Artist: Hank Mobley
Genre: Hard Bop
Released in 1960, Soul Station is the crown jewel of tenor saxophonist Hank Mobley’s underrated discography. Possessing a warm, relaxed and laidback tone, Mobley wasn’t perceived as innovative as contemporaries like John Coltrane or Sonny Rollins, nor did he receive the high acclaim. Nevertheless, it’d be foolish to ignore his place in jazz history.
Having scraped shoulders with legends such as Dizzy Gillespie, Max Roach and Art Blakey throughout the majority of the 1950s, Mobley found himself at the forefront of the original hard bop movement. However, heroin addiction and having to live in the shadows of more famous modernist musicians led to Mobley being a hard-to-market commodity for his many record labels.
Soul Station (featuring Art Blakey, Wynton Kelly and Paul Chambers) was a bit of a breakthrough. Not often is hard bop music equated with easy listening, but that is exactly what Mobley’s well-rounded melodies convey. “This I Dig of You” and “Dig Dis” — two Mobley originals — are perfect examples of his carefree style.

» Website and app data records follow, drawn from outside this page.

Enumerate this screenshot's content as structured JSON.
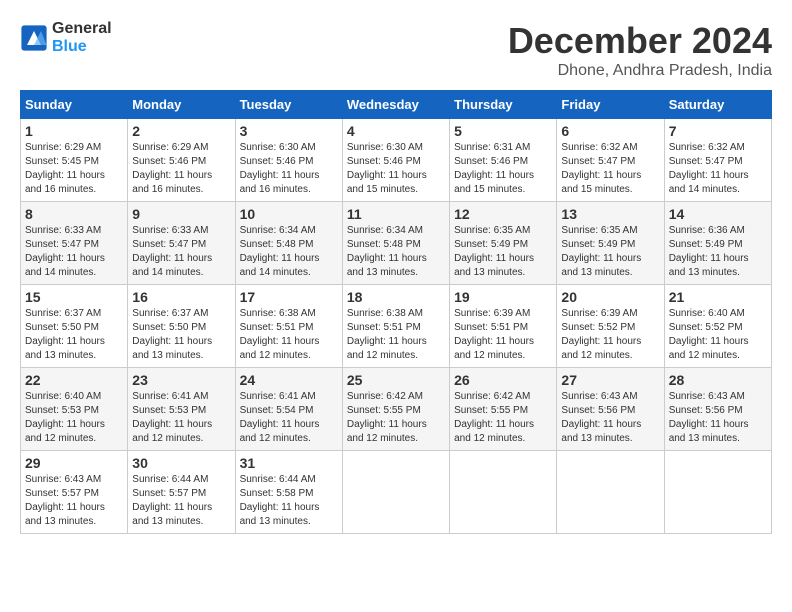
{
  "header": {
    "logo_text_general": "General",
    "logo_text_blue": "Blue",
    "month_title": "December 2024",
    "location": "Dhone, Andhra Pradesh, India"
  },
  "calendar": {
    "days_of_week": [
      "Sunday",
      "Monday",
      "Tuesday",
      "Wednesday",
      "Thursday",
      "Friday",
      "Saturday"
    ],
    "weeks": [
      [
        {
          "day": "1",
          "sunrise": "6:29 AM",
          "sunset": "5:45 PM",
          "daylight": "11 hours and 16 minutes."
        },
        {
          "day": "2",
          "sunrise": "6:29 AM",
          "sunset": "5:46 PM",
          "daylight": "11 hours and 16 minutes."
        },
        {
          "day": "3",
          "sunrise": "6:30 AM",
          "sunset": "5:46 PM",
          "daylight": "11 hours and 16 minutes."
        },
        {
          "day": "4",
          "sunrise": "6:30 AM",
          "sunset": "5:46 PM",
          "daylight": "11 hours and 15 minutes."
        },
        {
          "day": "5",
          "sunrise": "6:31 AM",
          "sunset": "5:46 PM",
          "daylight": "11 hours and 15 minutes."
        },
        {
          "day": "6",
          "sunrise": "6:32 AM",
          "sunset": "5:47 PM",
          "daylight": "11 hours and 15 minutes."
        },
        {
          "day": "7",
          "sunrise": "6:32 AM",
          "sunset": "5:47 PM",
          "daylight": "11 hours and 14 minutes."
        }
      ],
      [
        {
          "day": "8",
          "sunrise": "6:33 AM",
          "sunset": "5:47 PM",
          "daylight": "11 hours and 14 minutes."
        },
        {
          "day": "9",
          "sunrise": "6:33 AM",
          "sunset": "5:47 PM",
          "daylight": "11 hours and 14 minutes."
        },
        {
          "day": "10",
          "sunrise": "6:34 AM",
          "sunset": "5:48 PM",
          "daylight": "11 hours and 14 minutes."
        },
        {
          "day": "11",
          "sunrise": "6:34 AM",
          "sunset": "5:48 PM",
          "daylight": "11 hours and 13 minutes."
        },
        {
          "day": "12",
          "sunrise": "6:35 AM",
          "sunset": "5:49 PM",
          "daylight": "11 hours and 13 minutes."
        },
        {
          "day": "13",
          "sunrise": "6:35 AM",
          "sunset": "5:49 PM",
          "daylight": "11 hours and 13 minutes."
        },
        {
          "day": "14",
          "sunrise": "6:36 AM",
          "sunset": "5:49 PM",
          "daylight": "11 hours and 13 minutes."
        }
      ],
      [
        {
          "day": "15",
          "sunrise": "6:37 AM",
          "sunset": "5:50 PM",
          "daylight": "11 hours and 13 minutes."
        },
        {
          "day": "16",
          "sunrise": "6:37 AM",
          "sunset": "5:50 PM",
          "daylight": "11 hours and 13 minutes."
        },
        {
          "day": "17",
          "sunrise": "6:38 AM",
          "sunset": "5:51 PM",
          "daylight": "11 hours and 12 minutes."
        },
        {
          "day": "18",
          "sunrise": "6:38 AM",
          "sunset": "5:51 PM",
          "daylight": "11 hours and 12 minutes."
        },
        {
          "day": "19",
          "sunrise": "6:39 AM",
          "sunset": "5:51 PM",
          "daylight": "11 hours and 12 minutes."
        },
        {
          "day": "20",
          "sunrise": "6:39 AM",
          "sunset": "5:52 PM",
          "daylight": "11 hours and 12 minutes."
        },
        {
          "day": "21",
          "sunrise": "6:40 AM",
          "sunset": "5:52 PM",
          "daylight": "11 hours and 12 minutes."
        }
      ],
      [
        {
          "day": "22",
          "sunrise": "6:40 AM",
          "sunset": "5:53 PM",
          "daylight": "11 hours and 12 minutes."
        },
        {
          "day": "23",
          "sunrise": "6:41 AM",
          "sunset": "5:53 PM",
          "daylight": "11 hours and 12 minutes."
        },
        {
          "day": "24",
          "sunrise": "6:41 AM",
          "sunset": "5:54 PM",
          "daylight": "11 hours and 12 minutes."
        },
        {
          "day": "25",
          "sunrise": "6:42 AM",
          "sunset": "5:55 PM",
          "daylight": "11 hours and 12 minutes."
        },
        {
          "day": "26",
          "sunrise": "6:42 AM",
          "sunset": "5:55 PM",
          "daylight": "11 hours and 12 minutes."
        },
        {
          "day": "27",
          "sunrise": "6:43 AM",
          "sunset": "5:56 PM",
          "daylight": "11 hours and 13 minutes."
        },
        {
          "day": "28",
          "sunrise": "6:43 AM",
          "sunset": "5:56 PM",
          "daylight": "11 hours and 13 minutes."
        }
      ],
      [
        {
          "day": "29",
          "sunrise": "6:43 AM",
          "sunset": "5:57 PM",
          "daylight": "11 hours and 13 minutes."
        },
        {
          "day": "30",
          "sunrise": "6:44 AM",
          "sunset": "5:57 PM",
          "daylight": "11 hours and 13 minutes."
        },
        {
          "day": "31",
          "sunrise": "6:44 AM",
          "sunset": "5:58 PM",
          "daylight": "11 hours and 13 minutes."
        },
        null,
        null,
        null,
        null
      ]
    ]
  }
}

Despite maintaining a high level of musicianship throughout his career, Hank Mobley unfortunately never reached these peaks again. Soul Station is his finest recording, and listeners looking to explore his output further would do well to check out Workout, Another Workout and Straight No Filter, along with the rest of his albums from the late-‘50s and early-‘60s.